Inner arm lift surgery (brachioplasty)

The skin’s elasticity varies considerably on different parts of the body. This means that the conditions for liposuction also vary considerably depending on what part of the body is involved. For example, the skin on your calves and chin has good contracting properties, while the inside of your arms contracts not so well following liposuction. Therefore, it is also common for surgery to be needed on your arm.
Some younger women are able to undergo liposuction on a strong upper arm without any need for surgical skin stretching. However, most patients seeking advice on this problem also have sagging, surplus skin. To achieve an improvement, an incision needs to be made to the inside of the arm and the surplus skin removed. This procedure is usually called inner arm lift surgery or brachioplasty.

 

 

About the operation

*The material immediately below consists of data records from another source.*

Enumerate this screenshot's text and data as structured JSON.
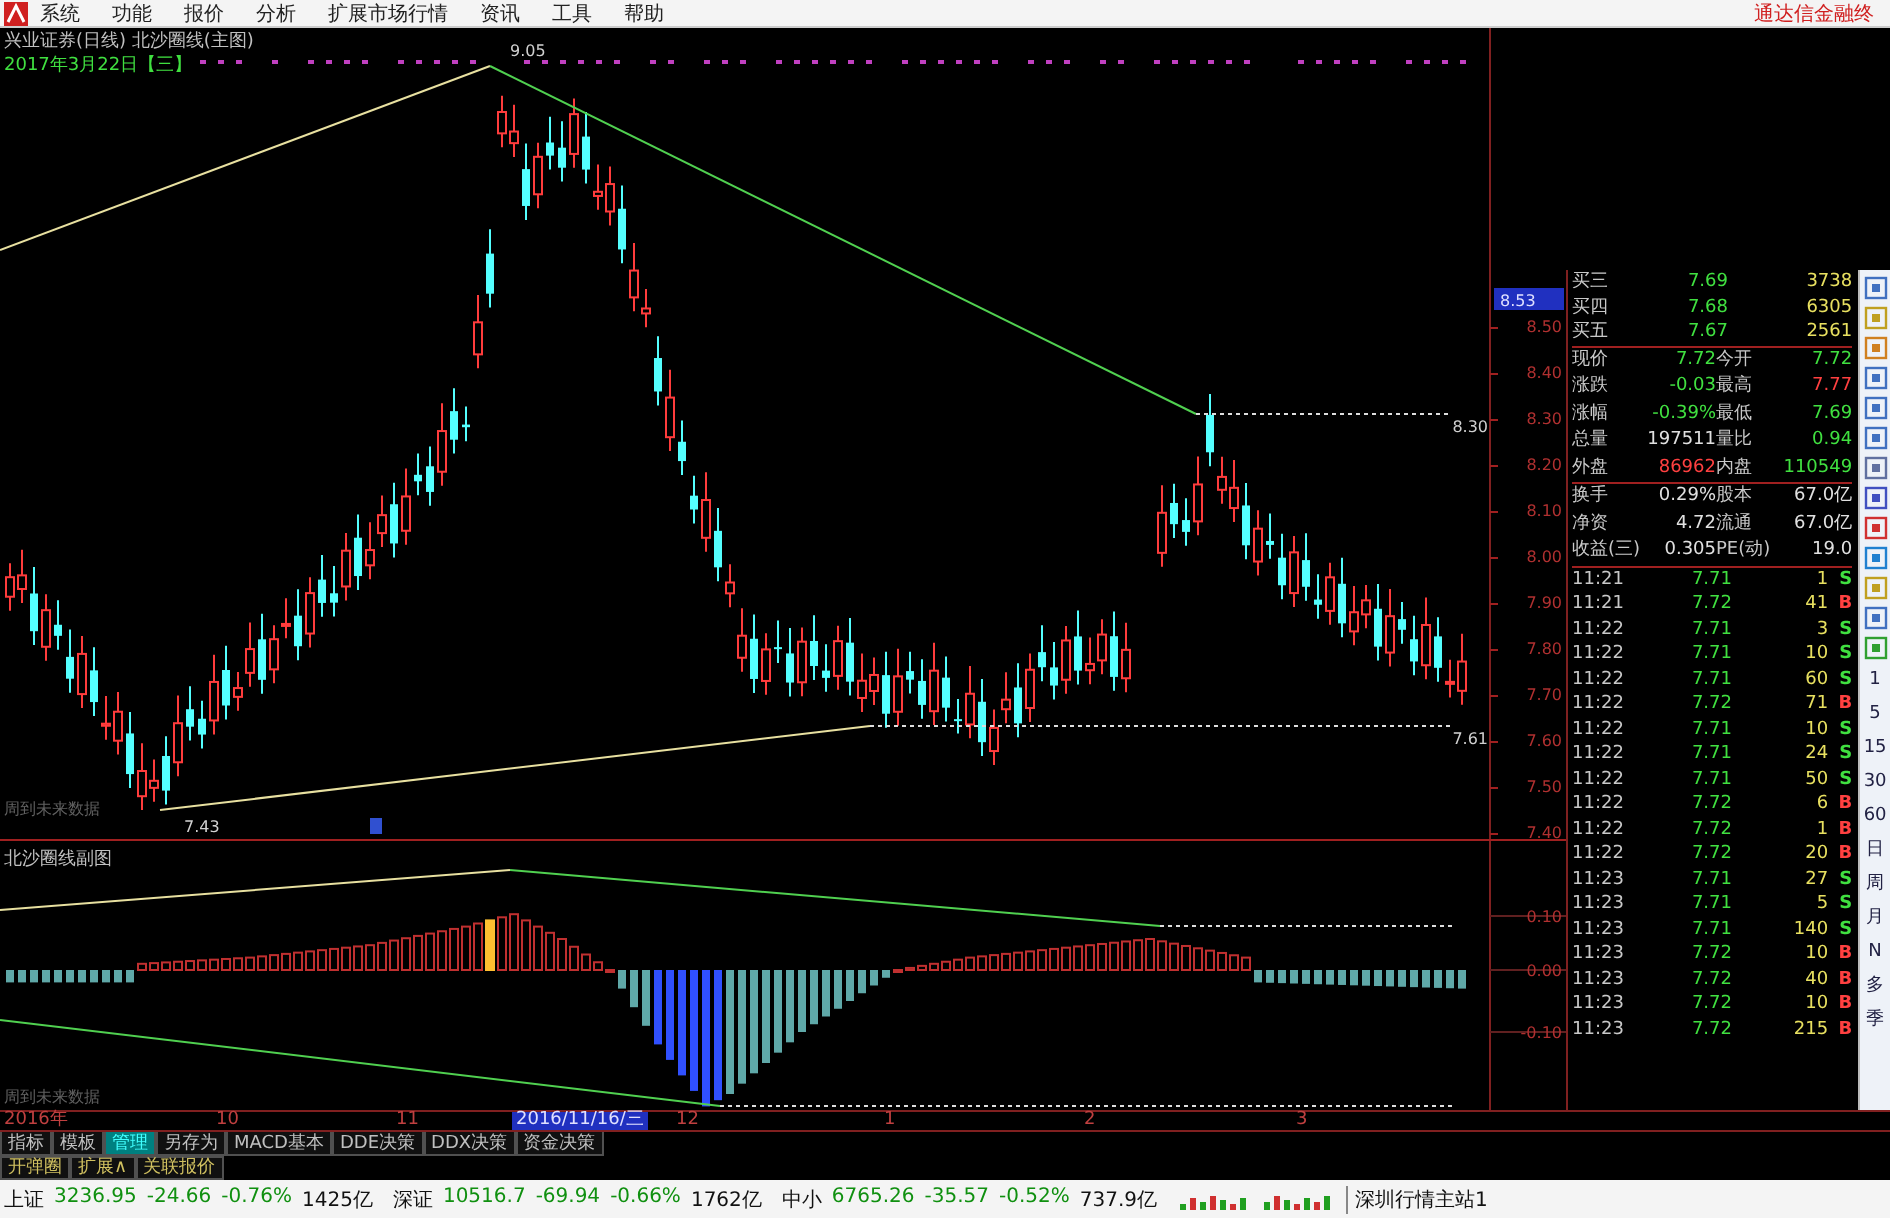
{
  "menu": {
    "items": [
      "系统",
      "功能",
      "报价",
      "分析",
      "扩展市场行情",
      "资讯",
      "工具",
      "帮助"
    ],
    "title": "通达信金融终"
  },
  "chart": {
    "title": "兴业证券(日线) 北沙圈线(主图)",
    "date": "2017年3月22日【三】",
    "future_note": "周到未来数据",
    "current_price": "8.53",
    "price_ticks": [
      "8.50",
      "8.40",
      "8.30",
      "8.20",
      "8.10",
      "8.00",
      "7.90",
      "7.80",
      "7.70",
      "7.60",
      "7.50",
      "7.40"
    ],
    "annotations": [
      {
        "text": "9.05"
      },
      {
        "text": "7.43"
      },
      {
        "text": "8.30"
      },
      {
        "text": "7.61"
      }
    ]
  },
  "indicator": {
    "title": "北沙圈线副图",
    "future_note": "周到未来数据",
    "ticks": [
      "0.10",
      "0.00",
      "-0.10"
    ]
  },
  "date_axis": [
    {
      "text": "2016年",
      "kind": "month"
    },
    {
      "text": "10",
      "kind": "month"
    },
    {
      "text": "11",
      "kind": "month"
    },
    {
      "text": "2016/11/16/三",
      "kind": "cursor"
    },
    {
      "text": "12",
      "kind": "month"
    },
    {
      "text": "1",
      "kind": "month"
    },
    {
      "text": "2",
      "kind": "month"
    },
    {
      "text": "3",
      "kind": "month"
    }
  ],
  "tabs": [
    {
      "label": "指标",
      "selected": false
    },
    {
      "label": "模板",
      "selected": false
    },
    {
      "label": "管理",
      "selected": true
    },
    {
      "label": "另存为",
      "selected": false
    },
    {
      "label": "MACD基本",
      "selected": false
    },
    {
      "label": "DDE决策",
      "selected": false
    },
    {
      "label": "DDX决策",
      "selected": false
    },
    {
      "label": "资金决策",
      "selected": false
    }
  ],
  "tabs_row2": [
    "开弹圈",
    "扩展∧",
    "关联报价"
  ],
  "quote": {
    "bids": [
      {
        "label": "买三",
        "price": {
          "text": "7.69",
          "color": "#40e040"
        },
        "volume": "3738"
      },
      {
        "label": "买四",
        "price": {
          "text": "7.68",
          "color": "#40e040"
        },
        "volume": "6305"
      },
      {
        "label": "买五",
        "price": {
          "text": "7.67",
          "color": "#40e040"
        },
        "volume": "2561"
      }
    ],
    "stats": [
      {
        "label": "现价",
        "value": {
          "text": "7.72",
          "color": "#40e040"
        },
        "label2": "今开",
        "value2": {
          "text": "7.72",
          "color": "#40e040"
        }
      },
      {
        "label": "涨跌",
        "value": {
          "text": "-0.03",
          "color": "#40e040"
        },
        "label2": "最高",
        "value2": {
          "text": "7.77",
          "color": "#ff4040"
        }
      },
      {
        "label": "涨幅",
        "value": {
          "text": "-0.39%",
          "color": "#40e040"
        },
        "label2": "最低",
        "value2": {
          "text": "7.69",
          "color": "#40e040"
        }
      },
      {
        "label": "总量",
        "value": {
          "text": "197511",
          "color": "#e0e0e0"
        },
        "label2": "量比",
        "value2": {
          "text": "0.94",
          "color": "#40e040"
        }
      },
      {
        "label": "外盘",
        "value": {
          "text": "86962",
          "color": "#ff4040"
        },
        "label2": "内盘",
        "value2": {
          "text": "110549",
          "color": "#40e040"
        }
      }
    ],
    "fundamentals": [
      {
        "label": "换手",
        "value": {
          "text": "0.29%",
          "color": "#e0e0e0"
        },
        "label2": "股本",
        "value2": {
          "text": "67.0亿",
          "color": "#e0e0e0"
        }
      },
      {
        "label": "净资",
        "value": {
          "text": "4.72",
          "color": "#e0e0e0"
        },
        "label2": "流通",
        "value2": {
          "text": "67.0亿",
          "color": "#e0e0e0"
        }
      },
      {
        "label": "收益(三)",
        "value": {
          "text": "0.305",
          "color": "#e0e0e0"
        },
        "label2": "PE(动)",
        "value2": {
          "text": "19.0",
          "color": "#e0e0e0"
        }
      }
    ]
  },
  "ticks": [
    {
      "time": "11:21",
      "price": "7.71",
      "volume": "1",
      "side": "S",
      "kind": "sell"
    },
    {
      "time": "11:21",
      "price": "7.72",
      "volume": "41",
      "side": "B",
      "kind": "buy"
    },
    {
      "time": "11:22",
      "price": "7.71",
      "volume": "3",
      "side": "S",
      "kind": "sell"
    },
    {
      "time": "11:22",
      "price": "7.71",
      "volume": "10",
      "side": "S",
      "kind": "sell"
    },
    {
      "time": "11:22",
      "price": "7.71",
      "volume": "60",
      "side": "S",
      "kind": "sell"
    },
    {
      "time": "11:22",
      "price": "7.72",
      "volume": "71",
      "side": "B",
      "kind": "buy"
    },
    {
      "time": "11:22",
      "price": "7.71",
      "volume": "10",
      "side": "S",
      "kind": "sell"
    },
    {
      "time": "11:22",
      "price": "7.71",
      "volume": "24",
      "side": "S",
      "kind": "sell"
    },
    {
      "time": "11:22",
      "price": "7.71",
      "volume": "50",
      "side": "S",
      "kind": "sell"
    },
    {
      "time": "11:22",
      "price": "7.72",
      "volume": "6",
      "side": "B",
      "kind": "buy"
    },
    {
      "time": "11:22",
      "price": "7.72",
      "volume": "1",
      "side": "B",
      "kind": "buy"
    },
    {
      "time": "11:22",
      "price": "7.72",
      "volume": "20",
      "side": "B",
      "kind": "buy"
    },
    {
      "time": "11:23",
      "price": "7.71",
      "volume": "27",
      "side": "S",
      "kind": "sell"
    },
    {
      "time": "11:23",
      "price": "7.71",
      "volume": "5",
      "side": "S",
      "kind": "sell"
    },
    {
      "time": "11:23",
      "price": "7.71",
      "volume": "140",
      "side": "S",
      "kind": "sell"
    },
    {
      "time": "11:23",
      "price": "7.72",
      "volume": "10",
      "side": "B",
      "kind": "buy"
    },
    {
      "time": "11:23",
      "price": "7.72",
      "volume": "40",
      "side": "B",
      "kind": "buy"
    },
    {
      "time": "11:23",
      "price": "7.72",
      "volume": "10",
      "side": "B",
      "kind": "buy"
    },
    {
      "time": "11:23",
      "price": "7.72",
      "volume": "215",
      "side": "B",
      "kind": "buy"
    }
  ],
  "side_toolbar": {
    "periods": [
      "1",
      "5",
      "15",
      "30",
      "60",
      "日",
      "周",
      "月",
      "N",
      "多",
      "季"
    ]
  },
  "status_bar": {
    "indices": [
      {
        "name": "上证",
        "value": "3236.95",
        "change": "-24.66",
        "percent": "-0.76%",
        "amount": "1425亿"
      },
      {
        "name": "深证",
        "value": "10516.7",
        "change": "-69.94",
        "percent": "-0.66%",
        "amount": "1762亿"
      },
      {
        "name": "中小",
        "value": "6765.26",
        "change": "-35.57",
        "percent": "-0.52%",
        "amount": "737.9亿"
      }
    ],
    "feed": "深圳行情主站1"
  }
}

As with all our treatments, a pre-treatment consultation visit is important as it gives you the opportunity to find out information about the procedure and what the scar will look like. To stretch surplus skin on the arm optimally, an incision needs to be made to the inside of the upper arm. The scar usually runs from the armpit to just above the elbow. The length of the scar depends on how much skin has to be removed.

Depending on the extent of liposuction and skin removal, the procedure is performed either under local anaesthetic and sleep inducement drugs or under a full general anaesthetic. After the operation, the incision is sewn up and you will receive aftercare at the clinic. You will usually need an elastic support bandage from your hand up to your armpit. If only your upper arm is bandaged, your lower arm and hand will become more swollen.

After the operation
For the first few days after the operation, you should avoid allowing your arms to hang down by your side, as this can cause swelling and a pricking sensation. Instead, it is recommended that you keep your arms raised as much as possible, e.g. lying in a couple of cushions in bed.

All the same, some patients can experience swelling in their lower arm and hand, although this usually disappears a couple of days after the operation. After the operation, it’s important to exercise the muscles in your lower arms by stretching and bending your fingers to reduce any swelling.

Most patients can return to sedentary work after about a week and have their stitches removed after around 14 days. We therefore recommend that you wear support tape and, if necessary, an elastic support bandage for up to 3-4 weeks after the operation. You can return to light physical exercise after around three weeks.

The main risk of brachioplasty is that the scar is more conspicuous than expected. That’s why looking after the scar after the operation is extremely important for a good result. The scar should not be exposed to sunlight and must be protected with surgical tape, preferably up to six months after the operation. There will always be a scar on the inner arm, although it usually fades with time to a fairly discreet, thin white line.